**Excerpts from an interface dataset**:

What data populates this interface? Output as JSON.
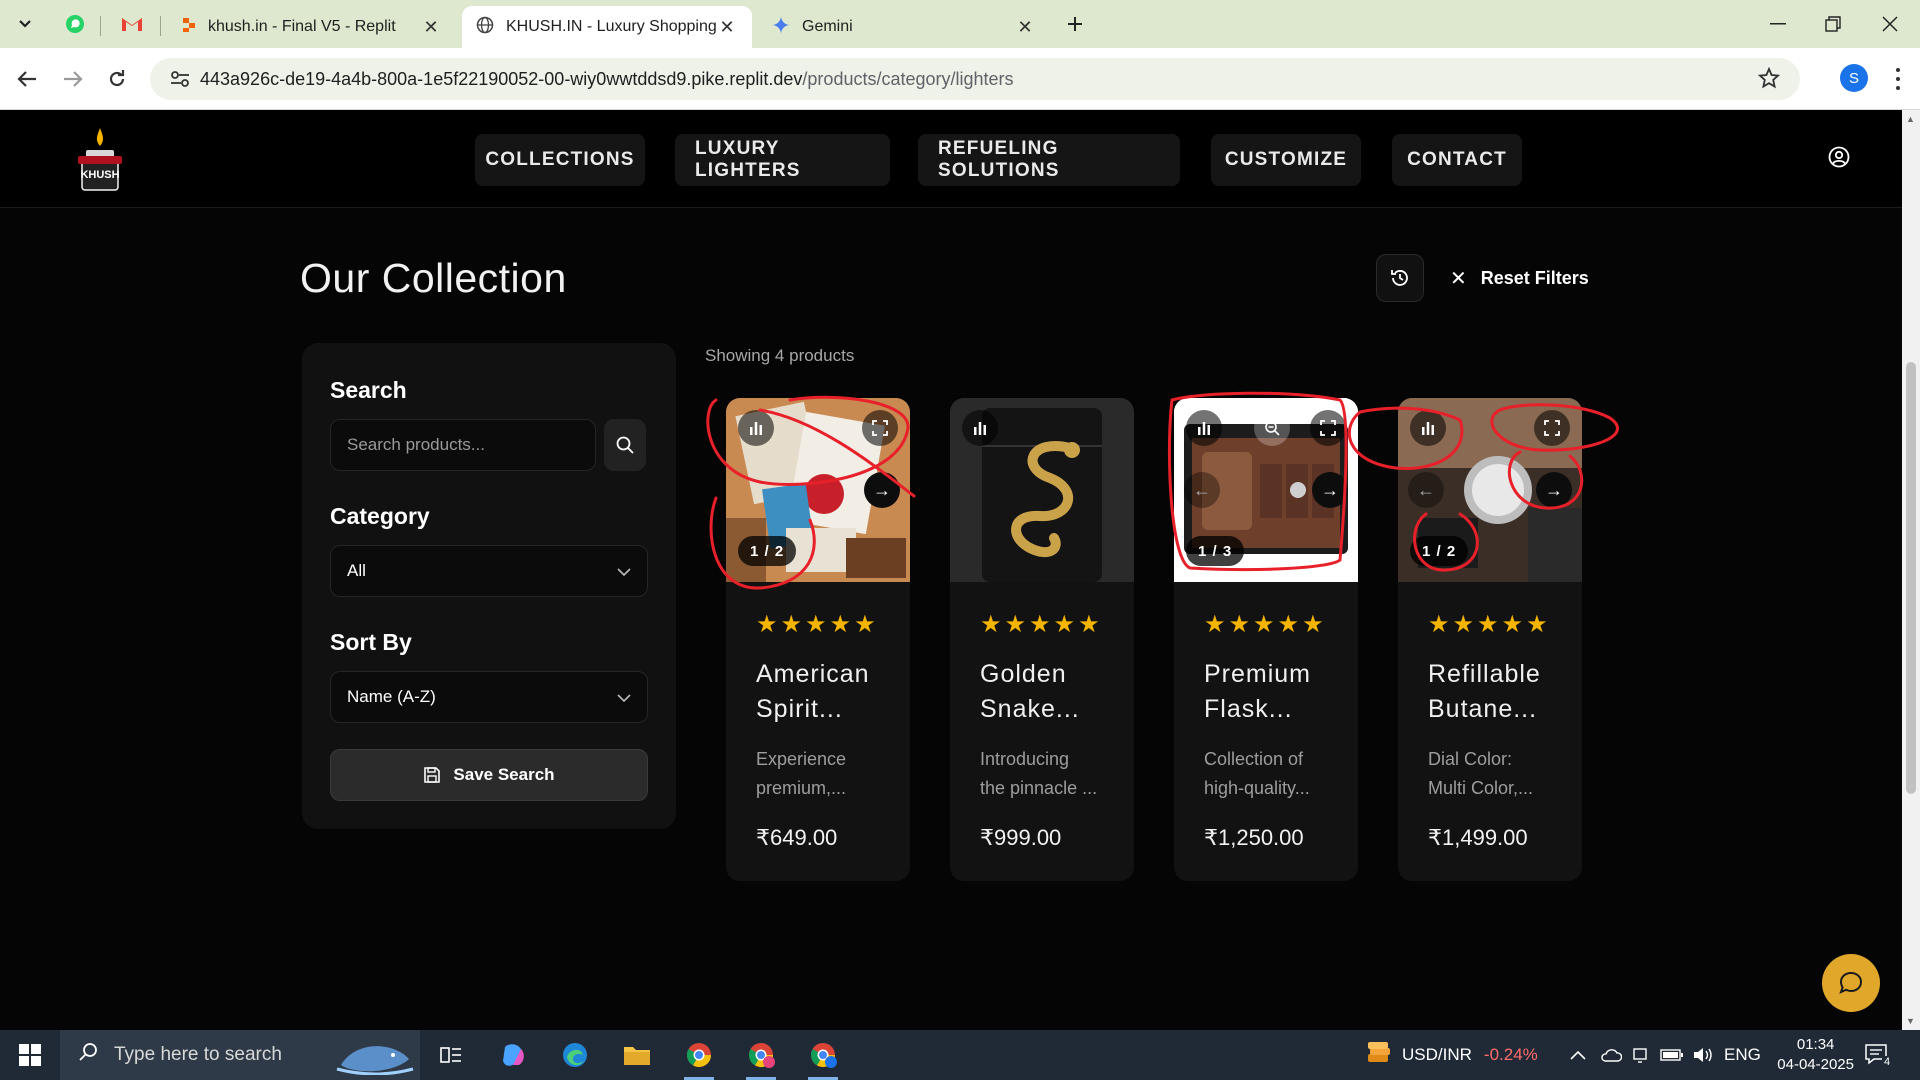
{
  "browser": {
    "tabs": [
      {
        "title": "khush.in - Final V5 - Replit",
        "icon": "replit-icon"
      },
      {
        "title": "KHUSH.IN - Luxury Shopping Ex",
        "icon": "globe-icon"
      },
      {
        "title": "Gemini",
        "icon": "gemini-icon"
      }
    ],
    "url_host": "443a926c-de19-4a4b-800a-1e5f22190052-00-wiy0wwtddsd9.pike.replit.dev",
    "url_path": "/products/category/lighters",
    "profile_initial": "S"
  },
  "site": {
    "logo_text": "KHUSH",
    "nav": [
      "COLLECTIONS",
      "LUXURY LIGHTERS",
      "REFUELING SOLUTIONS",
      "CUSTOMIZE",
      "CONTACT"
    ]
  },
  "page": {
    "title": "Our Collection",
    "reset_label": "Reset Filters",
    "showing": "Showing 4 products"
  },
  "filters": {
    "search_label": "Search",
    "search_placeholder": "Search products...",
    "category_label": "Category",
    "category_value": "All",
    "sort_label": "Sort By",
    "sort_value": "Name (A-Z)",
    "save_label": "Save Search"
  },
  "products": [
    {
      "name_line1": "American",
      "name_line2": "Spirit...",
      "desc_line1": "Experience",
      "desc_line2": "premium,...",
      "price": "₹649.00",
      "counter": "1 / 2",
      "rating": 5
    },
    {
      "name_line1": "Golden",
      "name_line2": "Snake...",
      "desc_line1": "Introducing",
      "desc_line2": "the pinnacle ...",
      "price": "₹999.00",
      "counter": "",
      "rating": 5
    },
    {
      "name_line1": "Premium",
      "name_line2": "Flask...",
      "desc_line1": "Collection of",
      "desc_line2": "high-quality...",
      "price": "₹1,250.00",
      "counter": "1 / 3",
      "rating": 5
    },
    {
      "name_line1": "Refillable",
      "name_line2": "Butane...",
      "desc_line1": "Dial Color:",
      "desc_line2": "Multi Color,...",
      "price": "₹1,499.00",
      "counter": "1 / 2",
      "rating": 5
    }
  ],
  "stars_text": "★★★★★",
  "taskbar": {
    "search_placeholder": "Type here to search",
    "ticker_name": "USD/INR",
    "ticker_change": "-0.24%",
    "language": "ENG",
    "time": "01:34",
    "date": "04-04-2025",
    "notifications": "4"
  },
  "colors": {
    "accent": "#e1a72a",
    "star": "#f5b400",
    "annotation": "#e8202a",
    "ticker_negative": "#ff6b6b"
  }
}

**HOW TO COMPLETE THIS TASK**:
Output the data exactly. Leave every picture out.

**SOLUTION TO THIS EXERCISE**:
What data populates this interface? Output as JSON.
{
  "browser": {
    "tabs": [
      {
        "title": "khush.in - Final V5 - Replit",
        "icon": "replit-icon"
      },
      {
        "title": "KHUSH.IN - Luxury Shopping Ex",
        "icon": "globe-icon"
      },
      {
        "title": "Gemini",
        "icon": "gemini-icon"
      }
    ],
    "url_host": "443a926c-de19-4a4b-800a-1e5f22190052-00-wiy0wwtddsd9.pike.replit.dev",
    "url_path": "/products/category/lighters",
    "profile_initial": "S"
  },
  "site": {
    "logo_text": "KHUSH",
    "nav": [
      "COLLECTIONS",
      "LUXURY LIGHTERS",
      "REFUELING SOLUTIONS",
      "CUSTOMIZE",
      "CONTACT"
    ]
  },
  "page": {
    "title": "Our Collection",
    "reset_label": "Reset Filters",
    "showing": "Showing 4 products"
  },
  "filters": {
    "search_label": "Search",
    "search_placeholder": "Search products...",
    "category_label": "Category",
    "category_value": "All",
    "sort_label": "Sort By",
    "sort_value": "Name (A-Z)",
    "save_label": "Save Search"
  },
  "products": [
    {
      "name_line1": "American",
      "name_line2": "Spirit...",
      "desc_line1": "Experience",
      "desc_line2": "premium,...",
      "price": "₹649.00",
      "counter": "1 / 2",
      "rating": 5
    },
    {
      "name_line1": "Golden",
      "name_line2": "Snake...",
      "desc_line1": "Introducing",
      "desc_line2": "the pinnacle ...",
      "price": "₹999.00",
      "counter": "",
      "rating": 5
    },
    {
      "name_line1": "Premium",
      "name_line2": "Flask...",
      "desc_line1": "Collection of",
      "desc_line2": "high-quality...",
      "price": "₹1,250.00",
      "counter": "1 / 3",
      "rating": 5
    },
    {
      "name_line1": "Refillable",
      "name_line2": "Butane...",
      "desc_line1": "Dial Color:",
      "desc_line2": "Multi Color,...",
      "price": "₹1,499.00",
      "counter": "1 / 2",
      "rating": 5
    }
  ],
  "stars_text": "★★★★★",
  "taskbar": {
    "search_placeholder": "Type here to search",
    "ticker_name": "USD/INR",
    "ticker_change": "-0.24%",
    "language": "ENG",
    "time": "01:34",
    "date": "04-04-2025",
    "notifications": "4"
  },
  "colors": {
    "accent": "#e1a72a",
    "star": "#f5b400",
    "annotation": "#e8202a",
    "ticker_negative": "#ff6b6b"
  }
}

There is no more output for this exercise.